`lectric circle ... I don't, and I don't even consider lightning in my
antenna situations here in Far Northern Coastal California .. Not to say we
don't get any, but really not of concern aerial wise .. Now, when I lived in
the Washington DC area .. ahhhhhhhhhhhhh ... Not sure about my 2 year stint
in KL7 .. I was too bizzy when up there to take any special precautions, and
never had a prob.... 73, Mark AA6DX
----- Original Message -----
From: "Jon Ogden" <firstname.lastname@example.org>
To: "Roger Borowski" <K9RB@bellsouth.net>; "z-TowerTalk"
Sent: Thursday, January 16, 2003 9:27 PM
Subject: Re: [Towertalk] Newbie Question!!!

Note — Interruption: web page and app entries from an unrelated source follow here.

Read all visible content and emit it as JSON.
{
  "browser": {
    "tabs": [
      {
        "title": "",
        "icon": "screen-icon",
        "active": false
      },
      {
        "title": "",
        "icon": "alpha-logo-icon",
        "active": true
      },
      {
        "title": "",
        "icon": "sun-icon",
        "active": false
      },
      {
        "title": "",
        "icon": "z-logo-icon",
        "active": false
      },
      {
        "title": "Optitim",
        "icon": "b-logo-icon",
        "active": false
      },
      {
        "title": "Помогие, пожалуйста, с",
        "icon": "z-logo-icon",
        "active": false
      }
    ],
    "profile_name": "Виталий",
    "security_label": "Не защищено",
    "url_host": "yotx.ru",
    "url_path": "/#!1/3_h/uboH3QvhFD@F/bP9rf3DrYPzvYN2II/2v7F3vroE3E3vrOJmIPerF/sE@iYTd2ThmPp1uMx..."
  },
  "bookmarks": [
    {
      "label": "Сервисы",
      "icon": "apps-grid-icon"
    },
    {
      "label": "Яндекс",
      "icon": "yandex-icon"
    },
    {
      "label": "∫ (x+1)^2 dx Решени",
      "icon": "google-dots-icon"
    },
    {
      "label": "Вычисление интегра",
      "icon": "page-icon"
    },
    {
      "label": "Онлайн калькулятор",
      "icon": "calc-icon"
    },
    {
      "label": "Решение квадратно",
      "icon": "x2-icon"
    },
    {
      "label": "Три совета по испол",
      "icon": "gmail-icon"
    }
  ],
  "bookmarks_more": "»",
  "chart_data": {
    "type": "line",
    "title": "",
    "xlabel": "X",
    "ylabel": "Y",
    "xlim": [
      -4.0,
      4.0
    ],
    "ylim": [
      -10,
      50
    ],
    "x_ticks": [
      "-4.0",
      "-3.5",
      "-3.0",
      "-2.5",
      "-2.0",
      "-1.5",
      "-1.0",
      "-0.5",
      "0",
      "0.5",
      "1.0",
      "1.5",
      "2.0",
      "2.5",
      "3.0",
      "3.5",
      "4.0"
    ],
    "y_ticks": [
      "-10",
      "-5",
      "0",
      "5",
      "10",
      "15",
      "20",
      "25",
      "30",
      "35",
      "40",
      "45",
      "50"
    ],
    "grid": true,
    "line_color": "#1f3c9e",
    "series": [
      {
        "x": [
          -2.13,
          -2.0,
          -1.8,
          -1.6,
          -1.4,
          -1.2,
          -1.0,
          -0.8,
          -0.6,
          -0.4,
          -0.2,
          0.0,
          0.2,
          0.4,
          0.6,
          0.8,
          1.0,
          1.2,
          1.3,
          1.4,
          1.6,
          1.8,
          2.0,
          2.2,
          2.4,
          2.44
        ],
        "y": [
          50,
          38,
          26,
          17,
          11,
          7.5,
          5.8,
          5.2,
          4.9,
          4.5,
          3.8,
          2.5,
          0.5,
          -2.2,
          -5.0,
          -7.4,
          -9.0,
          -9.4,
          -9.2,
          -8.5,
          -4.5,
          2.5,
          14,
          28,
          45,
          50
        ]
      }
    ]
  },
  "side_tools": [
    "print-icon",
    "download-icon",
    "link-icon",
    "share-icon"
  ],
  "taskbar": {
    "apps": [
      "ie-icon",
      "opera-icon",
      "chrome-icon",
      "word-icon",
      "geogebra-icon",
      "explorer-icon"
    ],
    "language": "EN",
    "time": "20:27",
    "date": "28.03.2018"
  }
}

> I'll agree that grounding on a roof tower is much more difficult and
> structurally, there's some work that must be paid attention too. But that
> structural work is not any more difficult than building a rebar cage for a
> free standing tower.
> The grounding is more difficult, but you can do pretty well by running
> several ground straps from the tower to ground. Not ideal, no but good
> enough - likely. A lot of guys have their towers right next to their
> houses. Either on the house or beside it, there's not going to be much
> difference in a direct strike.
> And finally, a roof tower, really doesn't have to go that far about the
> roof. If one's house is 30 feet at the peak, then a 34 foot tower as in
> this guy's case will put the antennas about 4 feet above the roof line.
> can do the same with the smallest of the Glenn Martin roof towers. Most
> people have TV antennas higher on their roofs than what you could end up
> with a ham antenna. And generally the TV antennas have crap for ESD
> Yes, there are tradeoffs and common sense must be used.